Inside Obama's new initiative to personalize health care
A court has been called to rule on whether a wealthy guru is dead or in a transcendental meditative state.
Eating ice actually burns calories because it requires energy for the body to melt the cube. One curious doctor suggests this can be used as a legitimate weight-loss tool.
This little cartoon box made people feel the feelings this week. "Happy" is so hated and feared that everyone is talking about him.
"Administrators were not pleased once they figured it out."
Inside a physician's 50-year-old journals, from a time when doctors made decisions for patients, not with them

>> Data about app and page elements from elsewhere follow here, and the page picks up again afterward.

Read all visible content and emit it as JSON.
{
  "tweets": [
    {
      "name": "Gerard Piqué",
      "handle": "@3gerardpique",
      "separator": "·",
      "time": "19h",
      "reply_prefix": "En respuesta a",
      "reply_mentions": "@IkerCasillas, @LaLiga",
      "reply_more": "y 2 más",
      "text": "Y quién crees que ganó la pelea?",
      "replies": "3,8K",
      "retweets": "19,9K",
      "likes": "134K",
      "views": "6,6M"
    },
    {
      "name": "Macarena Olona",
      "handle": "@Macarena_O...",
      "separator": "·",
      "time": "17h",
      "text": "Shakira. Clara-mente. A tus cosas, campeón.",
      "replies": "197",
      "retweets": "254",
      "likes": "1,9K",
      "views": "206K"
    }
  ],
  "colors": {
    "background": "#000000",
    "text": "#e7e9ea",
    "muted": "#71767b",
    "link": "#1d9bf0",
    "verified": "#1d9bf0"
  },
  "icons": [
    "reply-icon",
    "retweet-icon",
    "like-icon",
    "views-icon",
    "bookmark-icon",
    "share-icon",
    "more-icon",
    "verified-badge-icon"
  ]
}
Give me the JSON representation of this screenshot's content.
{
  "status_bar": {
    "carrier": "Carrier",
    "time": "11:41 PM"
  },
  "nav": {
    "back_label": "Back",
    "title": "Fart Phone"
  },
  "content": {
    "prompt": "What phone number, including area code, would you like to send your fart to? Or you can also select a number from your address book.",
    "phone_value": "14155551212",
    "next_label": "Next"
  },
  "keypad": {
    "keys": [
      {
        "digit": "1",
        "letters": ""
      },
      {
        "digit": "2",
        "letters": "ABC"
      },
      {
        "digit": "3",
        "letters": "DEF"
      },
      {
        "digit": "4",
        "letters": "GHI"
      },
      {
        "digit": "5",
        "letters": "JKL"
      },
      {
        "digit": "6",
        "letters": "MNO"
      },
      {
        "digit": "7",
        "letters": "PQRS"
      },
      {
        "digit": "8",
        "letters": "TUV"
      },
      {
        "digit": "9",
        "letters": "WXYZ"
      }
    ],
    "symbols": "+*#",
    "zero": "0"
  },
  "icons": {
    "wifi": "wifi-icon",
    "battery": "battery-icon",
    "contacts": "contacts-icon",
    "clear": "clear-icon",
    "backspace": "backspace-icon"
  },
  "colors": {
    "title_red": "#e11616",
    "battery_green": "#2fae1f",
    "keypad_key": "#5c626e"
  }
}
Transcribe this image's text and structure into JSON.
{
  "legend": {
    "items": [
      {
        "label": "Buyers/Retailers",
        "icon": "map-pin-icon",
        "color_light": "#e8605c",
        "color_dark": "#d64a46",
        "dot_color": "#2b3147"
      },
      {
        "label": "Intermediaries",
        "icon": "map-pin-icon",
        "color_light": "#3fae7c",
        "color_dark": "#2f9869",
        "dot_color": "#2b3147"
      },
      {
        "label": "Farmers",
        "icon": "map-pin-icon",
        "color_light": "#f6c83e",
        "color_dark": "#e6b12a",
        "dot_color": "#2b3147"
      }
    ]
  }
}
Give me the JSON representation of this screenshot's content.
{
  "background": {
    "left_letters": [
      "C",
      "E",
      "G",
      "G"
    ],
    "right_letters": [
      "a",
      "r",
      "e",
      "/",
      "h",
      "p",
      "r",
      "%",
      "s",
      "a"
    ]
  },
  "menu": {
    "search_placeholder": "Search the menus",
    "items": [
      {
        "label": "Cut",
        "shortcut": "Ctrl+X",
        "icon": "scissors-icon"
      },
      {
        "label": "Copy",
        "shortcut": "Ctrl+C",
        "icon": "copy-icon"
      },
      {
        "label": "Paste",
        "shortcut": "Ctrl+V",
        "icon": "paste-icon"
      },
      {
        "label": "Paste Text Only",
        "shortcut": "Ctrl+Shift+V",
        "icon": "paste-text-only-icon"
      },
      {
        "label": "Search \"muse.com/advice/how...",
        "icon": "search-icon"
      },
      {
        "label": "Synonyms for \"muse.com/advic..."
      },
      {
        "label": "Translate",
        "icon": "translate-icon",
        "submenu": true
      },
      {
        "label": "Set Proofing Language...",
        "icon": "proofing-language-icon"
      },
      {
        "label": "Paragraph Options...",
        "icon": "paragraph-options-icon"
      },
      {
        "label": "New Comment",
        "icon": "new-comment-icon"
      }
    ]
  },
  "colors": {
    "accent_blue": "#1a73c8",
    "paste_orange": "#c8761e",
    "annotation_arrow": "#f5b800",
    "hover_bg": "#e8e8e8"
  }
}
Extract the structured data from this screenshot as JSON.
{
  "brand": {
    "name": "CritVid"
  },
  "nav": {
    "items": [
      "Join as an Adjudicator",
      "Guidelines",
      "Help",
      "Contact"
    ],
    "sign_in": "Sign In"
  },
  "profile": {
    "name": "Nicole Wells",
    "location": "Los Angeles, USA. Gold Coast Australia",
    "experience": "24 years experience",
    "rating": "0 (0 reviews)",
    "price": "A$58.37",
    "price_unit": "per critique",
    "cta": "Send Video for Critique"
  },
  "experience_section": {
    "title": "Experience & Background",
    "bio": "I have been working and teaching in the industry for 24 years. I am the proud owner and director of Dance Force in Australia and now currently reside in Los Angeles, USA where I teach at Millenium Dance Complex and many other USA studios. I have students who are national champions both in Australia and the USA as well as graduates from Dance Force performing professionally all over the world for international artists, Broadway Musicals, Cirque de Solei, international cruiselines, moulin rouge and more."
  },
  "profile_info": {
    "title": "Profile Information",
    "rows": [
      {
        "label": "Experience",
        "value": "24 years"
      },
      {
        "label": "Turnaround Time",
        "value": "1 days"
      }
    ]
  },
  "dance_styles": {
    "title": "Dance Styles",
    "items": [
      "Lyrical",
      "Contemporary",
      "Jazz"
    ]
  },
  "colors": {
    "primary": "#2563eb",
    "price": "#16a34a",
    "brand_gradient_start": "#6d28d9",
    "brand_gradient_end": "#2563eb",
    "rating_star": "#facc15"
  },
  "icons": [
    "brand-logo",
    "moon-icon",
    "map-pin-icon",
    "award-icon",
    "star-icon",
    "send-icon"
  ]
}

How and why people turn to medical issues to elicit electronic laughs
The little guy knows how to be broken up with.
If a fraught relationship might be significantly shortening your life, are you better off alone?
Preeminent scientists are warning about serious threats to human life in the not-distant future, including climate change and superintelligent computers. Most people don't care.
The spread of the vaccine-preventable poliovirus so far in 2014 has been "extraordinary," the agency warned today.
Endurance races that involve electrical shocks, ice baths, and pools of stagnant farm water are acutely popular. No one tells you about the bowel infections.
In a consciously alarming report today, the agency said, "Without urgent action, we are heading for a post-antibiotic era, in which common infections and minor injuries can once again kill."
Today the NBA took a determined stand against overt racism.
A poignant illustration of an insidious hazard
The kids are getting a buzz by putting beeswax on their eyelids, says a trend-rumor this week.
With age comes risk of serious injury or death related to falling down. In the next three decades, the number of Americans over 65 will double. Many want to live at home indefinitely. One man has a solution.
How to avoid working through lunch, and diseases related to social isolation.
Vaccination is among the few definitive tenets of disease prevention, but because of rampant misinformation, fear, and scientific illiteracy, rare infections have come back to life.
In dermatographia, a person's skin becomes flushed and swollen when touched. One woman is leading a community based on the beauty of it, turning inflammation into creative solidarity.
One of history's darkest spasms of inhumanity began 20 years ago this week. Remembering unfathomable tragedy and celebrating unprecedented health progress in Rwanda.